This means that relevant policies for the supply of housing in a neighbourhood plan that is part of the development plan should not be deemed to be “out-of-date” under paragraph 49 of the National Planning Policy Framework where all of the following circumstances arise at the time the decision is made:
This written ministerial statement is less than 2 years old, or the neighbourhood plan has been part of the development plan for 2 years or less;
the neighbourhood plan allocates sites for housing; and
the local planning authority can demonstrate a three-year supply of deliverable housing sites.
This statement applies to decisions made on planning applications and appeals from today. This statement should be read in conjunction with the National Planning Policy Framework and is a material consideration in relevant planning decisions.
My Department will be bringing forward a White Paper on Housing in due course.
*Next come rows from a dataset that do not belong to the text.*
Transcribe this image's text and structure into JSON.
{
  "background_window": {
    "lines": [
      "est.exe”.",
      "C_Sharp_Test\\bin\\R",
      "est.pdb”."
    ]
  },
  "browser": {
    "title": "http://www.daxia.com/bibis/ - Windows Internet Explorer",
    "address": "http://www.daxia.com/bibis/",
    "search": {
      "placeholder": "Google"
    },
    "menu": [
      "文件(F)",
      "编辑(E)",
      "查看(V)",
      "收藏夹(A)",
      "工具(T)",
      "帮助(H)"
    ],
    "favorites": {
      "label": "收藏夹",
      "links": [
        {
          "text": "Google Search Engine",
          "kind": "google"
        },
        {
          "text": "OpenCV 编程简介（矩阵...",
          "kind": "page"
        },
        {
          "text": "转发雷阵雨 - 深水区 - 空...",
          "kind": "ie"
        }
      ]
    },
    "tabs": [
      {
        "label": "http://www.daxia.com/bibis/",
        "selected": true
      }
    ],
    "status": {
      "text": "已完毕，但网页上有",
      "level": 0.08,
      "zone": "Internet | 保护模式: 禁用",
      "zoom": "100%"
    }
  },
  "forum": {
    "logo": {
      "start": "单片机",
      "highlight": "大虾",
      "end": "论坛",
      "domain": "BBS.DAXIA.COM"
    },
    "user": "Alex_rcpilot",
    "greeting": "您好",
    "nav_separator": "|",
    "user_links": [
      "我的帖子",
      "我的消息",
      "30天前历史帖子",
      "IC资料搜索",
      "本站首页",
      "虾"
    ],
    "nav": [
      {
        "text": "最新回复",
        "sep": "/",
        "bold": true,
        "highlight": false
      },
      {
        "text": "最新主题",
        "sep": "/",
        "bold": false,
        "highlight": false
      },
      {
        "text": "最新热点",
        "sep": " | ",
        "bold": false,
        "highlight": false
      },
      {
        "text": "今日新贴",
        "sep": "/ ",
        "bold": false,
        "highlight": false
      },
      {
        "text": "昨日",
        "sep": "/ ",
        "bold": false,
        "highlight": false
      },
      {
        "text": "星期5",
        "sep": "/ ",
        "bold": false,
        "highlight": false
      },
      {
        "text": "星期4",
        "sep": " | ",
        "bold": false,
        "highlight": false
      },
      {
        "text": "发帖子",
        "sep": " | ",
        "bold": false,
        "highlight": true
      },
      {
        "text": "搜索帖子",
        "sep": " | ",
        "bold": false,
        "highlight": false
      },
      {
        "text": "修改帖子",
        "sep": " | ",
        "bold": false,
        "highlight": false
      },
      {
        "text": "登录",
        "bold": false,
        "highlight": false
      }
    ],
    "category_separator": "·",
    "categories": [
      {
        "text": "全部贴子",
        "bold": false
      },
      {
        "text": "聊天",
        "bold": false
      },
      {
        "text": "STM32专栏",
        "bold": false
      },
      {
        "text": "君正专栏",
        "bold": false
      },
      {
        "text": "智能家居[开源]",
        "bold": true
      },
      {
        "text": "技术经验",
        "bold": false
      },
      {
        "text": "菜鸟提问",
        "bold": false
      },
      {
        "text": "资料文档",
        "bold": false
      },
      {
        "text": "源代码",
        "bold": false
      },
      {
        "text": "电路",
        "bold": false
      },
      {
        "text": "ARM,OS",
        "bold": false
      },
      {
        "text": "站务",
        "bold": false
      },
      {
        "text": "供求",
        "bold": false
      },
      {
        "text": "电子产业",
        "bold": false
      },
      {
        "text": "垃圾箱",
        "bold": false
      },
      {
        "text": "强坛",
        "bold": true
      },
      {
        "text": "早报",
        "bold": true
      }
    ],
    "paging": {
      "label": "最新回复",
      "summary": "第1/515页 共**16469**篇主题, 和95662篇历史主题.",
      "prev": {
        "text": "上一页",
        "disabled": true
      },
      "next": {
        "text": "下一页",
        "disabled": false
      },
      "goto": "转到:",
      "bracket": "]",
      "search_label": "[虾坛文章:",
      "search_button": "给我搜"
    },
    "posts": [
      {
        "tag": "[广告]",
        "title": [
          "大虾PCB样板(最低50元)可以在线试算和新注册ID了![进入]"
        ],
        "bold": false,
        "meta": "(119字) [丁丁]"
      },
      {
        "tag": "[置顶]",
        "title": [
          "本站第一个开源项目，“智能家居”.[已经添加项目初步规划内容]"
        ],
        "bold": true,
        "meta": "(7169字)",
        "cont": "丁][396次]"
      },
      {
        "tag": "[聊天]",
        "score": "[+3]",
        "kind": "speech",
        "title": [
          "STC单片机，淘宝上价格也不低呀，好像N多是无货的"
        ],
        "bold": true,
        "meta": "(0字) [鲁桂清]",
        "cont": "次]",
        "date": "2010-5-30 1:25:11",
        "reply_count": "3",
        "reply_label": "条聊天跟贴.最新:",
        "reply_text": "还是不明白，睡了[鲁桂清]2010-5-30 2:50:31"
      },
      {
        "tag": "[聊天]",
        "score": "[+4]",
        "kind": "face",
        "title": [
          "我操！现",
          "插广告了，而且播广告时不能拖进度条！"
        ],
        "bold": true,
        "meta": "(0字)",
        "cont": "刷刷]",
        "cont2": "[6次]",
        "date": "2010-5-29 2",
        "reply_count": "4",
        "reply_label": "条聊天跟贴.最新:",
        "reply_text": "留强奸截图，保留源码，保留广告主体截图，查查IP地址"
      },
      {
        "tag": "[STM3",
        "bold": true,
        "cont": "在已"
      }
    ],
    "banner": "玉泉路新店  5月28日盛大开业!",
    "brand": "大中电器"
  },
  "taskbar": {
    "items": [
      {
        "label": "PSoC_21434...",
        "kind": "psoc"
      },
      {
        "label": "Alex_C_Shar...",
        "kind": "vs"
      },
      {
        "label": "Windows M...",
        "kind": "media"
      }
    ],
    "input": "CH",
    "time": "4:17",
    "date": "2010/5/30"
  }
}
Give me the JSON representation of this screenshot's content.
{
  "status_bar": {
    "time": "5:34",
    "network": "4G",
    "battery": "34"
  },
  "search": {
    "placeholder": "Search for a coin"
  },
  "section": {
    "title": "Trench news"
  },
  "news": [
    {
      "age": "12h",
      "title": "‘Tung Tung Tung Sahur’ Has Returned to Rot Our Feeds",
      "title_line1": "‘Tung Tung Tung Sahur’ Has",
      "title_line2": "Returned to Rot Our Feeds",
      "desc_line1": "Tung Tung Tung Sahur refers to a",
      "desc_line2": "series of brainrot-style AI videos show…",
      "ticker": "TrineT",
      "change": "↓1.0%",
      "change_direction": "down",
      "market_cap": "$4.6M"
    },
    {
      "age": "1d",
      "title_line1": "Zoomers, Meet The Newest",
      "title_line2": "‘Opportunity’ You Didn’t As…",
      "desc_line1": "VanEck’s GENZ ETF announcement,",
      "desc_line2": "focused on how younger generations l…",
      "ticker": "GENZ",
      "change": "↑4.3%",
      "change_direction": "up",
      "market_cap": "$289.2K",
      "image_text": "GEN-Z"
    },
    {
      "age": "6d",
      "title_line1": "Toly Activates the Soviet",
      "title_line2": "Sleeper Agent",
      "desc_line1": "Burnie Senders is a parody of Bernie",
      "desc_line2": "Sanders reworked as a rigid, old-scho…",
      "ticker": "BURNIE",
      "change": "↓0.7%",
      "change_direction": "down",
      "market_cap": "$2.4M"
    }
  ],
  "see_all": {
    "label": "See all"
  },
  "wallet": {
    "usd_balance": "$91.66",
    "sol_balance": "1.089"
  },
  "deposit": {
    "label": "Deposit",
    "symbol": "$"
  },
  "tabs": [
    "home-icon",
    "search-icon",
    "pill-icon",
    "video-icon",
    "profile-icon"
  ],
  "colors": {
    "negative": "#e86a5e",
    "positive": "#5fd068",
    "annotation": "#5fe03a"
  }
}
Following consultation, we anticipate the policy for neighbourhood planning set out in this statement will be revised to reflect policy brought forward to ensure new neighbourhood plans meet their fair share of local housing need and housing is being delivered across the wider local authority area. It is, however, right to take action now to protect communities who have worked hard to produce their neighbourhood plan and find the housing supply policies are deemed to be out-of-date through no fault of their own.
On 7 July 2016, my right hon. Friend, the Member for Great Yarmouth (Brandon Lewis), extended for a period of six months the criteria for consideration of the recovery of planning appeals to include proposals for residential development over 25 dwellings in areas where a qualifying body has submitted a neighbourhood plan proposal to the local planning authority but the relevant plan has not been made (Hansard HCWS74). In order to allow time for the Neighbourhood Planning Bill to complete its passage through Parliament, and in the light of other potential policy changes currently under consideration, I am now extending that period for a further six months from today.